Copy out all the records, word for word.

Stored entries

☆ ☆ ☆ ☆ ☆ ☆ ☆

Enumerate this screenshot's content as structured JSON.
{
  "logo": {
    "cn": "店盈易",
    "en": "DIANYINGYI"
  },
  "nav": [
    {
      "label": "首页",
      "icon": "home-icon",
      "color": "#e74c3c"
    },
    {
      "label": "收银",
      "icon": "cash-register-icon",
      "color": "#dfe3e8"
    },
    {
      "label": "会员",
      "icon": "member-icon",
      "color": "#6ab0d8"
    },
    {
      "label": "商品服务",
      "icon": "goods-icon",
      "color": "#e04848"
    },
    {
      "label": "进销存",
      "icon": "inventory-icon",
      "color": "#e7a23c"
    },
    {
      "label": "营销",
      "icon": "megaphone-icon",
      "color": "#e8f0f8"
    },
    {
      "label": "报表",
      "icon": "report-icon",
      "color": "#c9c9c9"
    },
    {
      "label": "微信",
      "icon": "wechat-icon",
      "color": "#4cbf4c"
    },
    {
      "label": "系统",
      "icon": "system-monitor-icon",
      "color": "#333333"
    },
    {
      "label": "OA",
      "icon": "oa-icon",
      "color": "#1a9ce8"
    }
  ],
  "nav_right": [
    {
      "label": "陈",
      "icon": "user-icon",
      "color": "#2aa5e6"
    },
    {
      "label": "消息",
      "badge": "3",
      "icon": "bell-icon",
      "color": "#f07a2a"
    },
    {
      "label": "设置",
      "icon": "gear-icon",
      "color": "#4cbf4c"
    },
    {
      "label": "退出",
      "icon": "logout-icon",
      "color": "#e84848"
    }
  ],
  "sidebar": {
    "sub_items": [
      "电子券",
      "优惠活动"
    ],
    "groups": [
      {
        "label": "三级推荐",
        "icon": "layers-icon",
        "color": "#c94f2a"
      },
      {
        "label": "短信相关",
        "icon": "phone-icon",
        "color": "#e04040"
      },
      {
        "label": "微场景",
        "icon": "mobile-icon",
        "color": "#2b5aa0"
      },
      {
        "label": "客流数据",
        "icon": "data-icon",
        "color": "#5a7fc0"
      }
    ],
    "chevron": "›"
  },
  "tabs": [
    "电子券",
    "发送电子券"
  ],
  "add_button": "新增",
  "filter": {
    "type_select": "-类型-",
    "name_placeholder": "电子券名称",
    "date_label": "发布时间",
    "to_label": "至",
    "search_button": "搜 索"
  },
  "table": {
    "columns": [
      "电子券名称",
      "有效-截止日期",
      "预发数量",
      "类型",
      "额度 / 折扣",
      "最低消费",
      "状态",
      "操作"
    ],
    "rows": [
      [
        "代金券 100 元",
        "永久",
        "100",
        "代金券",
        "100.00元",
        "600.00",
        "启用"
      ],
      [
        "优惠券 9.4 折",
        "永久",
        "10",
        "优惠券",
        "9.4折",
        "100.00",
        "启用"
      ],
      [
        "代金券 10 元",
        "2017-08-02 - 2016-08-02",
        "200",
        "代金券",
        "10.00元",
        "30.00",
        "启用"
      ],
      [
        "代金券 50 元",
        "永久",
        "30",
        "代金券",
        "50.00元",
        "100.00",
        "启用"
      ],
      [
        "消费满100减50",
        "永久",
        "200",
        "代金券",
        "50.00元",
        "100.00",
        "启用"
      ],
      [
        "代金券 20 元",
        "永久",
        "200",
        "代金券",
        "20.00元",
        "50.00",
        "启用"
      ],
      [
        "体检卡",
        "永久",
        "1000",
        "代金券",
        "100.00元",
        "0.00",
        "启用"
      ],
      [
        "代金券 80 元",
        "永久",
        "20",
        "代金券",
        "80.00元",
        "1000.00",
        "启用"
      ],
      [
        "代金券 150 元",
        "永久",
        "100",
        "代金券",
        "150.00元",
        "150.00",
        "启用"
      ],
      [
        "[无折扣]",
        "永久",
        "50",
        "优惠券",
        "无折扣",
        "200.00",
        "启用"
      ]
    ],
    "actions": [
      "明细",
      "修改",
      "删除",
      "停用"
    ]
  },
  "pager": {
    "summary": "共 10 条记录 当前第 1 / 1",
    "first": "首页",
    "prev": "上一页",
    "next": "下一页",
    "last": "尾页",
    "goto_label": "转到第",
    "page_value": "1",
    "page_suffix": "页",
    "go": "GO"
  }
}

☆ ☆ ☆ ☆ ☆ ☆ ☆

▸ **Result of the exercise**
Enumerate this screenshot's content as structured JSON.
{
  "logo": {
    "cn": "店盈易",
    "en": "DIANYINGYI"
  },
  "nav": [
    {
      "label": "首页",
      "icon": "home-icon",
      "color": "#e74c3c"
    },
    {
      "label": "收银",
      "icon": "cash-register-icon",
      "color": "#dfe3e8"
    },
    {
      "label": "会员",
      "icon": "member-icon",
      "color": "#6ab0d8"
    },
    {
      "label": "商品服务",
      "icon": "goods-icon",
      "color": "#e04848"
    },
    {
      "label": "进销存",
      "icon": "inventory-icon",
      "color": "#e7a23c"
    },
    {
      "label": "营销",
      "icon": "megaphone-icon",
      "color": "#e8f0f8"
    },
    {
      "label": "报表",
      "icon": "report-icon",
      "color": "#c9c9c9"
    },
    {
      "label": "微信",
      "icon": "wechat-icon",
      "color": "#4cbf4c"
    },
    {
      "label": "系统",
      "icon": "system-monitor-icon",
      "color": "#333333"
    },
    {
      "label": "OA",
      "icon": "oa-icon",
      "color": "#1a9ce8"
    }
  ],
  "nav_right": [
    {
      "label": "陈",
      "icon": "user-icon",
      "color": "#2aa5e6"
    },
    {
      "label": "消息",
      "badge": "3",
      "icon": "bell-icon",
      "color": "#f07a2a"
    },
    {
      "label": "设置",
      "icon": "gear-icon",
      "color": "#4cbf4c"
    },
    {
      "label": "退出",
      "icon": "logout-icon",
      "color": "#e84848"
    }
  ],
  "sidebar": {
    "sub_items": [
      "电子券",
      "优惠活动"
    ],
    "groups": [
      {
        "label": "三级推荐",
        "icon": "layers-icon",
        "color": "#c94f2a"
      },
      {
        "label": "短信相关",
        "icon": "phone-icon",
        "color": "#e04040"
      },
      {
        "label": "微场景",
        "icon": "mobile-icon",
        "color": "#2b5aa0"
      },
      {
        "label": "客流数据",
        "icon": "data-icon",
        "color": "#5a7fc0"
      }
    ],
    "chevron": "›"
  },
  "tabs": [
    "电子券",
    "发送电子券"
  ],
  "add_button": "新增",
  "filter": {
    "type_select": "-类型-",
    "name_placeholder": "电子券名称",
    "date_label": "发布时间",
    "to_label": "至",
    "search_button": "搜 索"
  },
  "table": {
    "columns": [
      "电子券名称",
      "有效-截止日期",
      "预发数量",
      "类型",
      "额度 / 折扣",
      "最低消费",
      "状态",
      "操作"
    ],
    "rows": [
      [
        "代金券 100 元",
        "永久",
        "100",
        "代金券",
        "100.00元",
        "600.00",
        "启用"
      ],
      [
        "优惠券 9.4 折",
        "永久",
        "10",
        "优惠券",
        "9.4折",
        "100.00",
        "启用"
      ],
      [
        "代金券 10 元",
        "2017-08-02 - 2016-08-02",
        "200",
        "代金券",
        "10.00元",
        "30.00",
        "启用"
      ],
      [
        "代金券 50 元",
        "永久",
        "30",
        "代金券",
        "50.00元",
        "100.00",
        "启用"
      ],
      [
        "消费满100减50",
        "永久",
        "200",
        "代金券",
        "50.00元",
        "100.00",
        "启用"
      ],
      [
        "代金券 20 元",
        "永久",
        "200",
        "代金券",
        "20.00元",
        "50.00",
        "启用"
      ],
      [
        "体检卡",
        "永久",
        "1000",
        "代金券",
        "100.00元",
        "0.00",
        "启用"
      ],
      [
        "代金券 80 元",
        "永久",
        "20",
        "代金券",
        "80.00元",
        "1000.00",
        "启用"
      ],
      [
        "代金券 150 元",
        "永久",
        "100",
        "代金券",
        "150.00元",
        "150.00",
        "启用"
      ],
      [
        "[无折扣]",
        "永久",
        "50",
        "优惠券",
        "无折扣",
        "200.00",
        "启用"
      ]
    ],
    "actions": [
      "明细",
      "修改",
      "删除",
      "停用"
    ]
  },
  "pager": {
    "summary": "共 10 条记录 当前第 1 / 1",
    "first": "首页",
    "prev": "上一页",
    "next": "下一页",
    "last": "尾页",
    "goto_label": "转到第",
    "page_value": "1",
    "page_suffix": "页",
    "go": "GO"
  }
}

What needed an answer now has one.